Community should support garden programs already here

Regarding the Oct. 1 article, "CAN eyes community gardening expansion; bigger garden planned, and eventually a farm," as a master gardener and as someone who was raised on a farm in southeastern Idaho, I understand the need to raise food for people in need. Where I come from, the LDS church has a farm, so the concept of a faith-based group filling a social need in a community is not new. I believe that developing a community garden at the Wellness Center is a great idea.

But, I would hope in the meantime the community would support the current garden programs in the community. Recently, I learned from the lady that runs the school gardens program that she does not have the funds in her grant program to purchase seeds or tools. Maybe CAN could think about giving a small amount of $5,000 that they receive from the Humboldt Area Foundation to an existing program.

Most people are unaware that many of our grade schools have garden plots. Also thanks Joe Gillespie at Crescent Elk for teaching our youth the simple joy of gardening. I have a friend who helped Joe this summer in watering and weeding the Crescent Elk Community Garden. It is her way of giving back to this community. We can all do that.

Recently, I've been giving a lot of my time in Peterson Park. Yes, one can make rich soil out of compost. All it takes are greens and browns and a little watering. Also, I want to thank a few of my friends who aided me in purchasing fruit trees for the children's garden at First Five. I also want to take thank Patty at First Five and Debbie and Steve White for the wooden fence recently built at the children's garden.

RHS recently aided CAN at the community garden at Peterson Park. Young people on a summer work project painted, weeded and helped put together a few hoops for the greenhouse project.

Also, the children's garden at First Five is a work in progress. I would hope someday the children's garden would become a reality so the little ones at First Five can play in the dirt and learn where food comes from.

There will be a meeting Wednesday, Oct. 7, at First Five in the conference room at noon led by Neisha Brannon, AmeriCorps Vista, dealing with the children's garden.

Richard Miles

Crescent City

Urge Congress, Senate to find courage for public option

What will it take to get our congressmen to find the courage to do what we the people have elected them to do, and write a strong public option into the health care reform bill?

Will we stand by and watch dumbly as they kowtow to the will of the powerful and influential insurance companies, and fail to pass the real, meaningful health care reform that most of us support and demand that they pass?

Even most doctors are in favor of a public option! Think of that!
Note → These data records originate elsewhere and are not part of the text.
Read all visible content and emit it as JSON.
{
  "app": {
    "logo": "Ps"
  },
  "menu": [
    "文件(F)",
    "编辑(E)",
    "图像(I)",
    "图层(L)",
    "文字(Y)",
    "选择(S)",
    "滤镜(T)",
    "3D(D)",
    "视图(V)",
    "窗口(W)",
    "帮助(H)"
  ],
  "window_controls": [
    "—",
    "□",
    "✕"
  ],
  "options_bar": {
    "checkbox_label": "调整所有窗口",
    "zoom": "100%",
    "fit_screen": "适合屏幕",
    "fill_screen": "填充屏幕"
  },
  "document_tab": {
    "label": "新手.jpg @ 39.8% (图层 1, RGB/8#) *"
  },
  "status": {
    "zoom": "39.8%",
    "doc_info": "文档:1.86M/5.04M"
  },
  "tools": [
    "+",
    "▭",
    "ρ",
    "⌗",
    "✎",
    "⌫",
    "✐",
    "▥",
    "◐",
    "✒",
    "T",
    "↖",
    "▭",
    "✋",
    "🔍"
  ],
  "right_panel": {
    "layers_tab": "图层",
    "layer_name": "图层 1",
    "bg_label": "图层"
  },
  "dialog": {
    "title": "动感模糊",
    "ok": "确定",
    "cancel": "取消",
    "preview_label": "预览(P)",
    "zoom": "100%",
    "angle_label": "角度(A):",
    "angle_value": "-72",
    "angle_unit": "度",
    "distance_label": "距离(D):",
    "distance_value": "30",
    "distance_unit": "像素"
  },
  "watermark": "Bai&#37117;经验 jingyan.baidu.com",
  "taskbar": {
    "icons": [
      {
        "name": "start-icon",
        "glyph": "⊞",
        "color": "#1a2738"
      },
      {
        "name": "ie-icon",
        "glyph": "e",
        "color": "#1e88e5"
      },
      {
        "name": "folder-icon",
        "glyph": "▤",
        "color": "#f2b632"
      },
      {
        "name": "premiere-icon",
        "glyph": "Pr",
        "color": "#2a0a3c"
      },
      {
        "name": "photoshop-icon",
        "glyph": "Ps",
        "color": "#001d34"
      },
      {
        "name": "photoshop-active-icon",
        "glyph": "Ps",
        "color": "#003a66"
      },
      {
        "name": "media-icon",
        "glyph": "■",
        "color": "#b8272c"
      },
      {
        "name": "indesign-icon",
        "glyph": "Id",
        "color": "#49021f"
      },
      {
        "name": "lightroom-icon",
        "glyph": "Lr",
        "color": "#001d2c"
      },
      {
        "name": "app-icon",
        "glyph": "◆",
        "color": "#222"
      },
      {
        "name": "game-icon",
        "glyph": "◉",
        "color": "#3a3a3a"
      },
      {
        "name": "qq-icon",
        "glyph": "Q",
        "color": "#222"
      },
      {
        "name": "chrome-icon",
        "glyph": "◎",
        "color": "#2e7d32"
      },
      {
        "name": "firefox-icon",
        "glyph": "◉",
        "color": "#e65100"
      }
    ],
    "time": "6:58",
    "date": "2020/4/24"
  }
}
It is shameful enough already that the Big Pharmaceutical companies bought the first seat at the table and obtained a concession from our congressmen to not include in any health care reform bill the ability of the government to negotiate for lower drug prices. We the people should be hopping mad about that, but most of us aren't even aware of it.

Those in Congress - and the media - who prefer to represent Big Business, including insurance companies and drug manufacturers, and are beholden to them for the large contributions they have accepted from them, are shouting and spouting fear and falsehoods to frighten us the people away from what we know is in our best interest, a public option.

In recent years, while household incomes have dropped, insurance premiums and insurance company profits have skyrocketed.

We know that a public option would introduce competition in the insurance marketplace, forcing Big Insurance to charge lower rates and change the focus from profits to coverage for all.

Call and write your senators and congressmen. That is how they will find the courage! Call them to task, let them know how important this is, and insist they actively support and vote for a strong public option.

Chad Gagnon

Crescent City